The six-figure salary for the chief resilience officer in Dallas, Theresa O’Donnell, has been paid for the past five years with Rockefeller grant money. In Houston, resilience office Marissa Aho is paid $140,000 a year out of combined Rockefeller and Shell Global grant funds.

However, “That particular pot of money has dried up,” Athens said.

After Hurricanes Rita and Katrina in 2005, Ike in 2008 and Sandy in 2012, Rockefeller developed program called 100 Resilient Cities to fund local plans to combat disasters. A centerpiece of the program was funding for cities to hire resilience officers in those cities.

Increasingly, cities in the program have been emphasizing the impact of climate change on whatever threat they have been combatting. 

The program gave cities latitude to tailor their programs around whatever problems were considered most threatening. Rockefeller signed off on hurricane plans, but also carbon abatement and transportation “emergencies.” The foundation even approved Boston’s proposal for dealing with systemic racism.

Cities welcomed the flexibility, but it was nearly impossible for the foundation to determine exactly how its money was being spent and whether or not it was doing any good.

“One of the tricky things in the whole field of emergency preparedness is that it’s hard to quantify the results,” Athens said.  

It has also been difficult for resilience officers locally to explain their missions. In early 2018, Minneapolis’ officer, Katie Knuth, drew fire for resigning after seven months without being able to show the public anything for her efforts.

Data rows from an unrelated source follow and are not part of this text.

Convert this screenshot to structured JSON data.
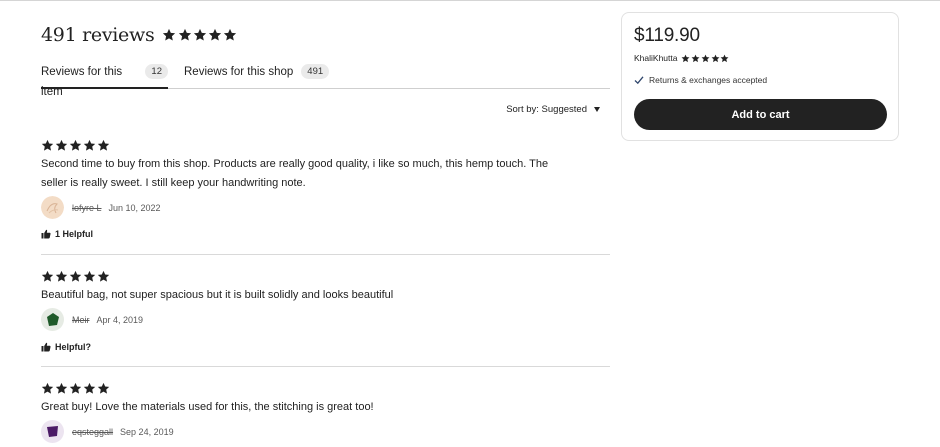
{
  "summary": {
    "count_text": "491 reviews",
    "rating": 5
  },
  "tabs": [
    {
      "label": "Reviews for this item",
      "count": "12",
      "active": true
    },
    {
      "label": "Reviews for this shop",
      "count": "491",
      "active": false
    }
  ],
  "sort": {
    "label": "Sort by: Suggested"
  },
  "reviews": [
    {
      "rating": 5,
      "text": "Second time to buy from this shop. Products are really good quality, i like so much, this hemp touch. The seller is really sweet. I still keep your handwriting note.",
      "user": "lofyre L",
      "date": "Jun 10, 2022",
      "avatar_color": "#f3dcc6",
      "helpful": "1 Helpful"
    },
    {
      "rating": 5,
      "text": "Beautiful bag, not super spacious but it is built solidly and looks beautiful",
      "user": "Meir",
      "date": "Apr 4, 2019",
      "avatar_color": "#1f5a2a",
      "helpful": "Helpful?"
    },
    {
      "rating": 5,
      "text": "Great buy! Love the materials used for this, the stitching is great too!",
      "user": "eqsteggall",
      "date": "Sep 24, 2019",
      "avatar_color": "#4b1a66",
      "helpful": ""
    }
  ],
  "buy_box": {
    "price": "$119.90",
    "seller": "KhaliKhutta",
    "seller_rating": 5,
    "returns": "Returns & exchanges accepted",
    "cart_button": "Add to cart"
  },
  "colors": {
    "text": "#222222",
    "button": "#222222",
    "check": "#2f466c"
  },
  "icons": {
    "star": "star-icon",
    "check": "check-icon",
    "thumb": "thumbs-up-icon",
    "caret": "caret-down-icon"
  }
}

Knuth also suggested a polarized public was at least partially to blame. “I believe people feel we aren’t capable of taking on the big things because we don’t have the tools to do the work we need to do together,” Knuth wrote for the Minneapolis Star Tribune. “In other words, we live in a declining democracy and face challenges that can only be addressed in a thriving democracy.”

In April, without criticizing anything that had been done so far, the Rockefeller Foundation announced it would no longer fund its resilient cities program. Officials had originally expected the program to cost about $6 million a year. In some years the foundation has allotted $40 million. 

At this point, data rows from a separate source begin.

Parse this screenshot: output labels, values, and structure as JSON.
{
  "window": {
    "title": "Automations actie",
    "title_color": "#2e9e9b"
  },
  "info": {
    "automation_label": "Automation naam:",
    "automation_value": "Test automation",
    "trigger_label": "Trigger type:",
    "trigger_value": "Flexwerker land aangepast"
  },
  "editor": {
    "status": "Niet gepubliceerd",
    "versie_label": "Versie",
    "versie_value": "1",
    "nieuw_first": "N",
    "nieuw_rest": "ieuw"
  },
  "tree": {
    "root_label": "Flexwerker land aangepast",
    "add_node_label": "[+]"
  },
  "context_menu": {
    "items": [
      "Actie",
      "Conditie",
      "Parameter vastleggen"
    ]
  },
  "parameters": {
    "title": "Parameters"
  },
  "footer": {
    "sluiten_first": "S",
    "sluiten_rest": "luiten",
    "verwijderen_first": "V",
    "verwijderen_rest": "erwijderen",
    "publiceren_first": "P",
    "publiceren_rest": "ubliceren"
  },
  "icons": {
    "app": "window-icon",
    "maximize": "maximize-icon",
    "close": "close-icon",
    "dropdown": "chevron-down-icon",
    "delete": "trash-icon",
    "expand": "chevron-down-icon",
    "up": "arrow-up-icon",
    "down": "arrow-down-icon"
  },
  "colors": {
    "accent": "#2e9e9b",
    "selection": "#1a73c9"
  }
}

Rockefeller announced in July that it would contribute another $8 million to the resilience program, enough to keep some programs going, but not enough for cities like Austin to count on in launching a new program.

The resilience movement also faces political challenges. The climate change movement is almost entirely the province of the Democratic Party in this country.

Nearly every American city among the 100 Resilient is run by a Democratic mayor. Of the 25 cities who won Bloomberg Climate challenge awards, including Austin and San Antonio, only San Diego has a Republican mayor. Austin’s sustainability staff made its recommendations after studying the resilience plans of Democrat-run Dallas, San Antonio, Boston, Indianapolis, Denver and Washington, D.C.

“Washington has been trying to drag us backwards, but America really is moving forward on climate change as cities continue to lead where Washington hasn’t and won’t,” Bloomberg said in its statement about the Austin grant.

The Austin council has asked for City Manager Spencer Cronk to make his recommendation on the resilience office by Oct. 1. Given the mood in passing its climate emergency resolution, the council is likely to act quickly.

“We’re basically saying this is an emergency,”  council member Alison Alter said, “and we need to treat it like an emergency and take the steps that we need accordingly.” 

Mark Lisheron can be reached at [email protected].


Please enter your comment!
Please enter your name here